“It was almost too much media,” says Amir Fattal, 27, who arrived from Aleppo in 2016 and set up a supper club, catering company and part-time street food stall called Beroea Kitchen with his wife, Nour Amammana.
The response has been overwhelming. The couple have been invited to cater events at City Hall, the University of Toronto and the local offices of Uber. But while Fattal feels great pride in sharing the story of Aleppo’s grand culinary tradition, he questions whether some Canadians are fetishising Syrian refugees.
“There are other people who are refugees,” he says, “and they need opportunities, too.”
No Syrian food business has felt the spotlight more acutely than Newcomer Kitchen, a non-profit group of women who come together each Wednesday to cook a traditional Syrian meal in a small cafe and food business incubator called the Depanneur.
Newcomer Kitchen began in 2016 to give newly arrived Syrian refugees who were temporarily living in airport hotels a chance to cook a meal. But it has grown into a collective of 60 cooks, who rotate in groups of eight to make 50 three-course take-out dinners each week, for $20 apiece.
The group has been the subject of dozens of news stories around the world, and a documentary film is in the works. A year ago, Trudeau visited with the press in tow, and his smiling face is proudly displayed around the kitchen. But expectations that this would lead to government funding for administrative costs have not panned out, and this winter Newcomer Kitchen has appealed to the public for donations. The project’s future is tenuous.
One warm morning last fall, that week’s group of cooks milled about the Depanneur’s large communal table, sharing jokes and drinking coffee with homemade anise-flavored cookies. Rahaf Alakbani, a 26-year-old Druze woman from Sueda, in Syria’s south, and a former graduate student in English literature, urged everyone to don aprons and get to work. There was pita bread to be cut for the fattoush salad, onions to be browned for shakriya, a thick beef stew, and semolina flour to be mixed for the maamoul cookies.

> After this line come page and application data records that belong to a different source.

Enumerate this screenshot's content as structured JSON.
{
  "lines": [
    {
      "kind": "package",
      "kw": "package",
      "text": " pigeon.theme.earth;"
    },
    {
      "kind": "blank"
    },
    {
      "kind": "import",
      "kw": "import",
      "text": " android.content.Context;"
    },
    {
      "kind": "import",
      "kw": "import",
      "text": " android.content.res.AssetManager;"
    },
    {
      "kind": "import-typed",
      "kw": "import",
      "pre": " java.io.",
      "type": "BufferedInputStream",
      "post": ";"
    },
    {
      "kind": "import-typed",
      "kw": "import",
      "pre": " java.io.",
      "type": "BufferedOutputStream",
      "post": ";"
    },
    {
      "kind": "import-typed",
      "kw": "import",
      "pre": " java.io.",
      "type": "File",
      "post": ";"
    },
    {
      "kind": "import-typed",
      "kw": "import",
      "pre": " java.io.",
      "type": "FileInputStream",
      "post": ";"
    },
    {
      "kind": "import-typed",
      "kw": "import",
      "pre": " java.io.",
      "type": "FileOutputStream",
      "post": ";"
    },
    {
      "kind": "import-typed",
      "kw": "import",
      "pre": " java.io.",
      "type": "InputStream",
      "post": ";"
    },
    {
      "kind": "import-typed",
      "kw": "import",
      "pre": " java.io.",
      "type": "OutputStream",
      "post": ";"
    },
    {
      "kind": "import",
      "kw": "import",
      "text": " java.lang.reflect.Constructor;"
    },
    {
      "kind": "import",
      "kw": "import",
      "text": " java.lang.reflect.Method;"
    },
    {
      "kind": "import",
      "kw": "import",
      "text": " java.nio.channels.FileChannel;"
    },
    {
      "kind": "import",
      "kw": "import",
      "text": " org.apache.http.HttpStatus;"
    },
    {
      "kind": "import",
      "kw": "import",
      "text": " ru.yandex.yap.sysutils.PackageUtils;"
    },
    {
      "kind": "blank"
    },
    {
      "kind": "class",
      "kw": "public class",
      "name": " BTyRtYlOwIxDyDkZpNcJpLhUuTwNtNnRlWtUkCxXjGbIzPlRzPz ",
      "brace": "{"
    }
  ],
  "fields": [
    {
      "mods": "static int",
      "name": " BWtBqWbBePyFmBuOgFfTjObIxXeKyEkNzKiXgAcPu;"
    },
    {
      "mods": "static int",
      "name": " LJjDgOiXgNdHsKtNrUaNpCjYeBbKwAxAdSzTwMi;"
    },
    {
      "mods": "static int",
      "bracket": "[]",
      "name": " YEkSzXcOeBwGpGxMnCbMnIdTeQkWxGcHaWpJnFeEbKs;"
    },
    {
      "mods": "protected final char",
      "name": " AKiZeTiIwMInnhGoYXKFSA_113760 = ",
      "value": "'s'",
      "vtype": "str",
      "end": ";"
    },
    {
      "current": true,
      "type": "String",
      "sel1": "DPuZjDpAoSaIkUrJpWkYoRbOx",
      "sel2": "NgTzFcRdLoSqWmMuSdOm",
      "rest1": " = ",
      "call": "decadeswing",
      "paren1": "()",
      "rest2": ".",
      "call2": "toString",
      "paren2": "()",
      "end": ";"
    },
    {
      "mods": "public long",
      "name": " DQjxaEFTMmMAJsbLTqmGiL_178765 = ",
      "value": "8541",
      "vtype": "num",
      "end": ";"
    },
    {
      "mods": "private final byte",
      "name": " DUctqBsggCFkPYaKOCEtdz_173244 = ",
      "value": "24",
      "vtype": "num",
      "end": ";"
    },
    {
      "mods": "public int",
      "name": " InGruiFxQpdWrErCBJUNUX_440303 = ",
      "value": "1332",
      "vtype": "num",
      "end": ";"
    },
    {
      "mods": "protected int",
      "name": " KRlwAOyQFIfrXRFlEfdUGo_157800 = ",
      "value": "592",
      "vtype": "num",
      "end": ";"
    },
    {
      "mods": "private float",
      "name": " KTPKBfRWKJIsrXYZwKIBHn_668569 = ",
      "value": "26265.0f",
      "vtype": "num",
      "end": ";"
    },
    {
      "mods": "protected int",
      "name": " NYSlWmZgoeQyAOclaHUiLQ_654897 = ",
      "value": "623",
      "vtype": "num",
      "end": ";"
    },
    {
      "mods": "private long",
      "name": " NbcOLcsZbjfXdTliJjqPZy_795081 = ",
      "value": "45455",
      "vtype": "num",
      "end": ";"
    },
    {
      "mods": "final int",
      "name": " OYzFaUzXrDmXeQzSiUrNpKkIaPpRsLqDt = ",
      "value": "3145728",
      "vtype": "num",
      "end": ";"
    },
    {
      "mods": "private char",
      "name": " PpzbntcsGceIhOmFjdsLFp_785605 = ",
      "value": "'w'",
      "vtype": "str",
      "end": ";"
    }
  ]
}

“I had no professional cooking experience at all,” Alakbani says as she leads the crew, “but I have always loved cooking.” Like most women here, she learned the recipes at her mother’s side.
Syria has one of the world’s oldest and richest cuisines, and regional differences, even between towns, are hotly contested. “There is no official translation,” says Len Senater, who owns the Depanneur. “Sometimes there’s 20 different spellings for the same dish,” and because “each woman’s version is the gold standard”, the taste of the dish changes weekly.
Newcomer Kitchen, at its heart, is a social experiment. “Food isn’t the end goal,” says Cara Benjamin-Pace, a retired software entrepreneur who helped found the group. “It’s the platform and conversation of how to bring people together and keep the culinary traditions of these women at a certain level.”
It is also, crucially, a source of healing. After Isis killed one of her brothers as she watched, Gadda Abdulaha and her family scattered around the world. Two of her brothers now work as cooks in Europe, while she landed in Toronto with her husband and two children.
“I felt very comfortable coming here,“ Abdulaha says, on her first visit back to Newcomer Kitchen since the birth of her daughter, named Rahaf after Alakbani, who she says saved her from post-traumatic stress and depression. “Listening to the stories of others makes you feel OK, that you aren’t the only one who suffers. Cooking with them helped me overcome this trauma.”
Alakbani smiles at her little namesake and breaks out in song (“always love songs, sexy songs”), clapping a syncopated beat, as others thwack maamoul dough onto baking sheets from a mould. Soon the kitchen is a riot of singing, dancing and smells, as a potluck lunch of fresh hummus and baba ghanouj, vegetarian kibbe and spiced meat pies called shamborak fill the table for lunch.
“Yallah!” Alakbani shouts over the joyful scene. “Let’s eat.”
© New York Times